**Aim of the task**. Each entry below needs to be retyped exactly as given.

Data shown Block Start

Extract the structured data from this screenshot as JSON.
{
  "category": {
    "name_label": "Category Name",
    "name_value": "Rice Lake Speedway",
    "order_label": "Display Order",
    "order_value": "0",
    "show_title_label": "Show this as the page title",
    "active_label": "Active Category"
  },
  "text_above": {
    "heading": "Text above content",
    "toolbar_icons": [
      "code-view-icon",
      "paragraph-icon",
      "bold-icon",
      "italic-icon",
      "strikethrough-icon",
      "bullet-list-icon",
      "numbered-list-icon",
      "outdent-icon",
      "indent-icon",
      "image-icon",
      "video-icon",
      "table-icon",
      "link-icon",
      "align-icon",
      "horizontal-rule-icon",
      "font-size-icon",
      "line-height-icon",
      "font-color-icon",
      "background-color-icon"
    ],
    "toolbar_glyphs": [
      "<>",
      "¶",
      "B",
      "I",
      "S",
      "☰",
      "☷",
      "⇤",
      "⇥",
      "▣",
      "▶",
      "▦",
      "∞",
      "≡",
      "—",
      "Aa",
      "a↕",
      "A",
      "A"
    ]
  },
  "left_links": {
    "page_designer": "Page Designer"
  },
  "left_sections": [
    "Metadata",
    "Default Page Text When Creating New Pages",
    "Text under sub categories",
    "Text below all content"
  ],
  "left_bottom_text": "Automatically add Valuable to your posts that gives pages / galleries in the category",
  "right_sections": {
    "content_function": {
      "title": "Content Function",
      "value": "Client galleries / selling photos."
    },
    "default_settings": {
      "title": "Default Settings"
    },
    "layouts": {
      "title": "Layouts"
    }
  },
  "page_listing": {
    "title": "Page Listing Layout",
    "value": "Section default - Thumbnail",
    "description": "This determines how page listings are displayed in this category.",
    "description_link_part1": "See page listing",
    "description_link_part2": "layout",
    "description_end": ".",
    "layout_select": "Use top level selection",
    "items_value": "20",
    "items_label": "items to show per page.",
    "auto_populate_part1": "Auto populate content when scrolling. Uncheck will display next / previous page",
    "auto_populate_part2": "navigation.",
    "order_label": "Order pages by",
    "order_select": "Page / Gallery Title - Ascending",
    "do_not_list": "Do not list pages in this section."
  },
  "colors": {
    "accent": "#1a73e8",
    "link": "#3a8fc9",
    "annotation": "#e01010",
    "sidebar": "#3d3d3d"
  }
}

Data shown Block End

**Written reply**.
Extract the structured data from this screenshot as JSON.
{
  "category": {
    "name_label": "Category Name",
    "name_value": "Rice Lake Speedway",
    "order_label": "Display Order",
    "order_value": "0",
    "show_title_label": "Show this as the page title",
    "active_label": "Active Category"
  },
  "text_above": {
    "heading": "Text above content",
    "toolbar_icons": [
      "code-view-icon",
      "paragraph-icon",
      "bold-icon",
      "italic-icon",
      "strikethrough-icon",
      "bullet-list-icon",
      "numbered-list-icon",
      "outdent-icon",
      "indent-icon",
      "image-icon",
      "video-icon",
      "table-icon",
      "link-icon",
      "align-icon",
      "horizontal-rule-icon",
      "font-size-icon",
      "line-height-icon",
      "font-color-icon",
      "background-color-icon"
    ],
    "toolbar_glyphs": [
      "<>",
      "¶",
      "B",
      "I",
      "S",
      "☰",
      "☷",
      "⇤",
      "⇥",
      "▣",
      "▶",
      "▦",
      "∞",
      "≡",
      "—",
      "Aa",
      "a↕",
      "A",
      "A"
    ]
  },
  "left_links": {
    "page_designer": "Page Designer"
  },
  "left_sections": [
    "Metadata",
    "Default Page Text When Creating New Pages",
    "Text under sub categories",
    "Text below all content"
  ],
  "left_bottom_text": "Automatically add Valuable to your posts that gives pages / galleries in the category",
  "right_sections": {
    "content_function": {
      "title": "Content Function",
      "value": "Client galleries / selling photos."
    },
    "default_settings": {
      "title": "Default Settings"
    },
    "layouts": {
      "title": "Layouts"
    }
  },
  "page_listing": {
    "title": "Page Listing Layout",
    "value": "Section default - Thumbnail",
    "description": "This determines how page listings are displayed in this category.",
    "description_link_part1": "See page listing",
    "description_link_part2": "layout",
    "description_end": ".",
    "layout_select": "Use top level selection",
    "items_value": "20",
    "items_label": "items to show per page.",
    "auto_populate_part1": "Auto populate content when scrolling. Uncheck will display next / previous page",
    "auto_populate_part2": "navigation.",
    "order_label": "Order pages by",
    "order_select": "Page / Gallery Title - Ascending",
    "do_not_list": "Do not list pages in this section."
  },
  "colors": {
    "accent": "#1a73e8",
    "link": "#3a8fc9",
    "annotation": "#e01010",
    "sidebar": "#3d3d3d"
  }
}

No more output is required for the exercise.